THIS fable my Lord devised, to the end that he might exhibit therein a model or description of a college instituted for the interpreting of nature and the producing of great and marvellous works for the benefit of men, under the name of Salomon's House, or the College of the Six Days' Works. And even so far his Lordship hath proceeded, as to finish that part. Certainly the model is more vast and high than can possibly be imitated in all things; notwithstanding most things therein are within men's power to effect.
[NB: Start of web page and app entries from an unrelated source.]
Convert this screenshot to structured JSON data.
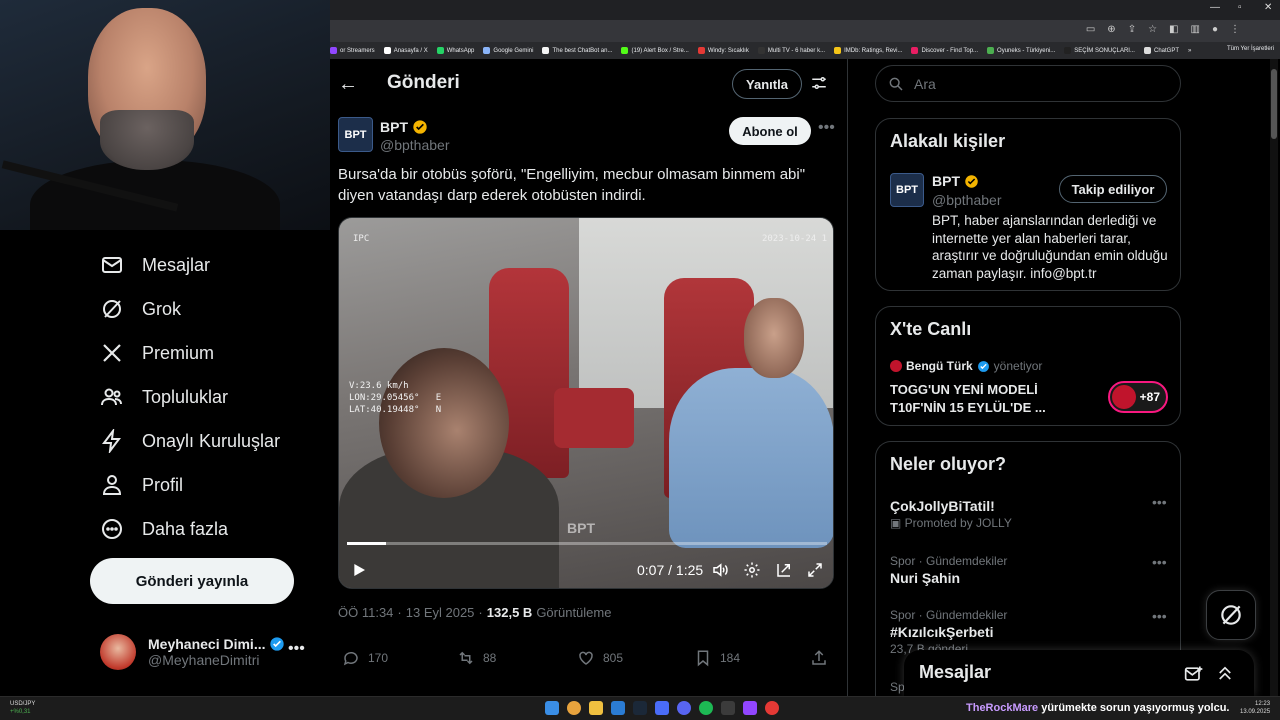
{
  "browser": {
    "bookmarks": [
      {
        "label": "or Streamers",
        "color": "#9147ff"
      },
      {
        "label": "Anasayfa / X",
        "color": "#ffffff"
      },
      {
        "label": "WhatsApp",
        "color": "#25d366"
      },
      {
        "label": "Google Gemini",
        "color": "#8ab4f8"
      },
      {
        "label": "The best ChatBot an...",
        "color": "#f5f5f5"
      },
      {
        "label": "(19) Alert Box / Stre...",
        "color": "#53fc18"
      },
      {
        "label": "Windy: Sıcaklık",
        "color": "#e53935"
      },
      {
        "label": "Multi TV - 6 haber k...",
        "color": "#333333"
      },
      {
        "label": "IMDb: Ratings, Revi...",
        "color": "#f5c518"
      },
      {
        "label": "Discover - Find Top...",
        "color": "#e91e63"
      },
      {
        "label": "Oyuneks - Türkiyeni...",
        "color": "#4caf50"
      },
      {
        "label": "SEÇİM SONUÇLARI...",
        "color": "#222222"
      },
      {
        "label": "ChatGPT",
        "color": "#dddddd"
      }
    ],
    "bookmarks_more": "»",
    "other_bookmarks": "Tüm Yer İşaretleri"
  },
  "nav": {
    "items": [
      {
        "label": "Mesajlar",
        "icon": "envelope-icon"
      },
      {
        "label": "Grok",
        "icon": "grok-icon"
      },
      {
        "label": "Premium",
        "icon": "x-logo-icon"
      },
      {
        "label": "Topluluklar",
        "icon": "people-icon"
      },
      {
        "label": "Onaylı Kuruluşlar",
        "icon": "lightning-icon"
      },
      {
        "label": "Profil",
        "icon": "person-icon"
      },
      {
        "label": "Daha fazla",
        "icon": "more-circle-icon"
      }
    ],
    "post_button": "Gönderi yayınla",
    "account": {
      "name": "Meyhaneci Dimi...",
      "handle": "@MeyhaneDimitri"
    }
  },
  "main": {
    "title": "Gönderi",
    "reply_button": "Yanıtla",
    "post": {
      "avatar_text": "BPT",
      "author": "BPT",
      "handle": "@bpthaber",
      "follow_button": "Abone ol",
      "text": "Bursa'da bir otobüs şoförü, \"Engelliyim, mecbur olmasam binmem abi\" diyen vatandaşı darp ederek otobüsten indirdi.",
      "video": {
        "overlay_left": "IPC",
        "overlay_right": "2023-10-24 1",
        "gps": "V:23.6 km/h\nLON:29.05456°   E\nLAT:40.19448°   N",
        "watermark": "BPT",
        "time": "0:07 / 1:25",
        "progress": 0.082
      },
      "meta": {
        "time": "ÖÖ 11:34",
        "date": "13 Eyl 2025",
        "views": "132,5 B",
        "views_label": "Görüntüleme"
      },
      "stats": {
        "replies": "170",
        "reposts": "88",
        "likes": "805",
        "bookmarks": "184"
      }
    }
  },
  "right": {
    "search_placeholder": "Ara",
    "related": {
      "title": "Alakalı kişiler",
      "avatar_text": "BPT",
      "name": "BPT",
      "handle": "@bpthaber",
      "follow_button": "Takip ediliyor",
      "bio": "BPT, haber ajanslarından derlediği ve internette yer alan haberleri tarar, araştırır ve doğruluğundan emin olduğu zaman paylaşır. info@bpt.tr"
    },
    "live": {
      "title": "X'te Canlı",
      "channel": "Bengü Türk",
      "role": "yönetiyor",
      "headline": "TOGG'UN YENİ MODELİ T10F'NİN 15 EYLÜL'DE ...",
      "listeners": "+87"
    },
    "trends": {
      "title": "Neler oluyor?",
      "items": [
        {
          "category": "",
          "name": "ÇokJollyBiTatil!",
          "sub": "Promoted by JOLLY"
        },
        {
          "category": "Spor · Gündemdekiler",
          "name": "Nuri Şahin",
          "sub": ""
        },
        {
          "category": "Spor · Gündemdekiler",
          "name": "#KızılcıkŞerbeti",
          "sub": "23,7 B gönderi"
        },
        {
          "category": "Spo",
          "name": "",
          "sub": ""
        }
      ]
    },
    "messages_drawer": "Mesajlar"
  },
  "taskbar": {
    "stock_symbol": "USD/JPY",
    "stock_change": "+%0,31",
    "ticker_nick": "TheRockMare",
    "ticker_text": "yürümekte sorun yaşıyormuş yolcu.",
    "clock_time": "12:23",
    "clock_date": "13.09.2025"
  },
  "colors": {
    "verified": "#f4b400",
    "blue_verified": "#1d9bf0",
    "accent_pink": "#f91880"
  }
}
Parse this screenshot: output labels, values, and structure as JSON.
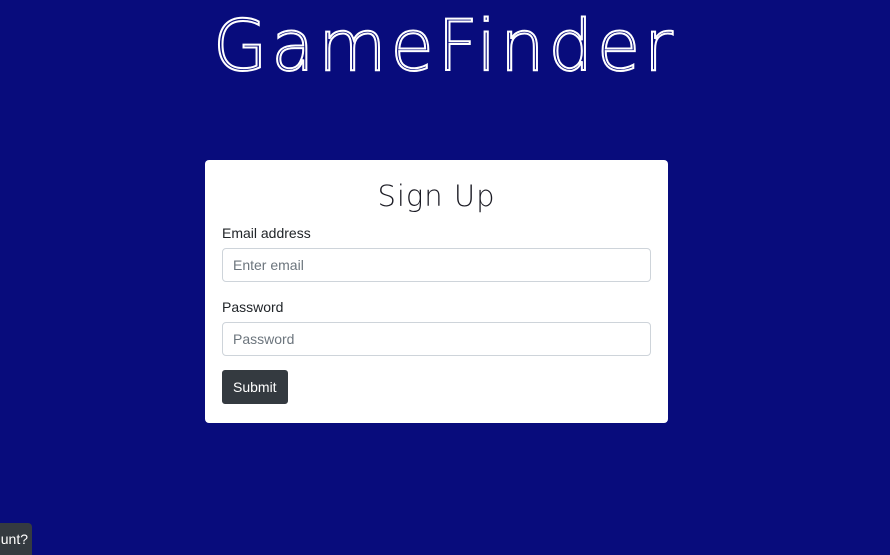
{
  "header": {
    "logo_text": "GameFinder"
  },
  "signup_form": {
    "title": "Sign Up",
    "email_label": "Email address",
    "email_placeholder": "Enter email",
    "email_value": "",
    "password_label": "Password",
    "password_placeholder": "Password",
    "password_value": "",
    "submit_label": "Submit"
  },
  "footer_tab": {
    "visible_text": "unt?"
  },
  "colors": {
    "background": "#080c7c",
    "card": "#ffffff",
    "button": "#343a40"
  }
}
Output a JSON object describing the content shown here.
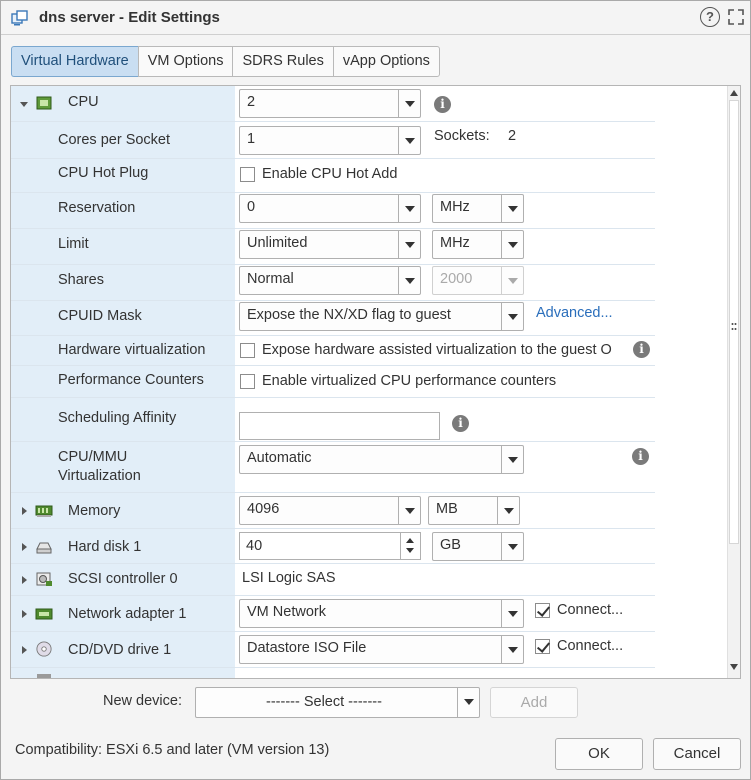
{
  "window": {
    "title": "dns server - Edit Settings",
    "help_glyph": "?"
  },
  "tabs": [
    {
      "label": "Virtual Hardware",
      "active": true
    },
    {
      "label": "VM Options",
      "active": false
    },
    {
      "label": "SDRS Rules",
      "active": false
    },
    {
      "label": "vApp Options",
      "active": false
    }
  ],
  "cpu": {
    "label": "CPU",
    "value": "2",
    "cores_per_socket": {
      "label": "Cores per Socket",
      "value": "1",
      "sockets_label": "Sockets:",
      "sockets_value": "2"
    },
    "hot_plug": {
      "label": "CPU Hot Plug",
      "checkbox_label": "Enable CPU Hot Add",
      "checked": false
    },
    "reservation": {
      "label": "Reservation",
      "value": "0",
      "unit": "MHz"
    },
    "limit": {
      "label": "Limit",
      "value": "Unlimited",
      "unit": "MHz"
    },
    "shares": {
      "label": "Shares",
      "value": "Normal",
      "amount": "2000"
    },
    "cpuid_mask": {
      "label": "CPUID Mask",
      "value": "Expose the NX/XD flag to guest",
      "advanced_link": "Advanced..."
    },
    "hw_virt": {
      "label": "Hardware virtualization",
      "checkbox_label": "Expose hardware assisted virtualization to the guest O",
      "checked": false
    },
    "perf_counters": {
      "label": "Performance Counters",
      "checkbox_label": "Enable virtualized CPU performance counters",
      "checked": false
    },
    "sched_affinity": {
      "label": "Scheduling Affinity",
      "value": ""
    },
    "mmu_virt": {
      "label_line1": "CPU/MMU",
      "label_line2": "Virtualization",
      "value": "Automatic"
    }
  },
  "memory": {
    "label": "Memory",
    "value": "4096",
    "unit": "MB"
  },
  "hard_disk": {
    "label": "Hard disk 1",
    "value": "40",
    "unit": "GB"
  },
  "scsi": {
    "label": "SCSI controller 0",
    "value": "LSI Logic SAS"
  },
  "network": {
    "label": "Network adapter 1",
    "value": "VM Network",
    "connect_label": "Connect...",
    "connected": true
  },
  "cdrom": {
    "label": "CD/DVD drive 1",
    "value": "Datastore ISO File",
    "connect_label": "Connect...",
    "connected": true
  },
  "new_device": {
    "label": "New device:",
    "select_value": "------- Select -------",
    "add_label": "Add"
  },
  "footer": {
    "compatibility": "Compatibility: ESXi 6.5 and later (VM version 13)",
    "ok_label": "OK",
    "cancel_label": "Cancel"
  },
  "colors": {
    "label_column": "#e2eef8",
    "active_tab": "#c9def2",
    "link": "#2a6ebb"
  }
}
His Lordship thought also in this present fable to have composed a frame of Laws, or of the best state or mould of a commonwealth; but foreseeing it would be a long work, his desire of collecting the Natural History diverted him, which he preferred many degrees before it.
This work of the New Atlantis (as much as concerneth the English edition) his Lordship designed for this place2; in regard it hath so near affinity (in one part of it) with the preceding Natural History.
In the Latin translation Rawley adds, aliarumque Instaurationis partium contexendarum; alluding probably to the De Augmentis, the only portion of the Instauration, not belonging to the Natural History, which he seems to have been employed upon afterwards.
2 It was published at the end of the volume containing the Sylva Sylvarum. The titlepage bears no date.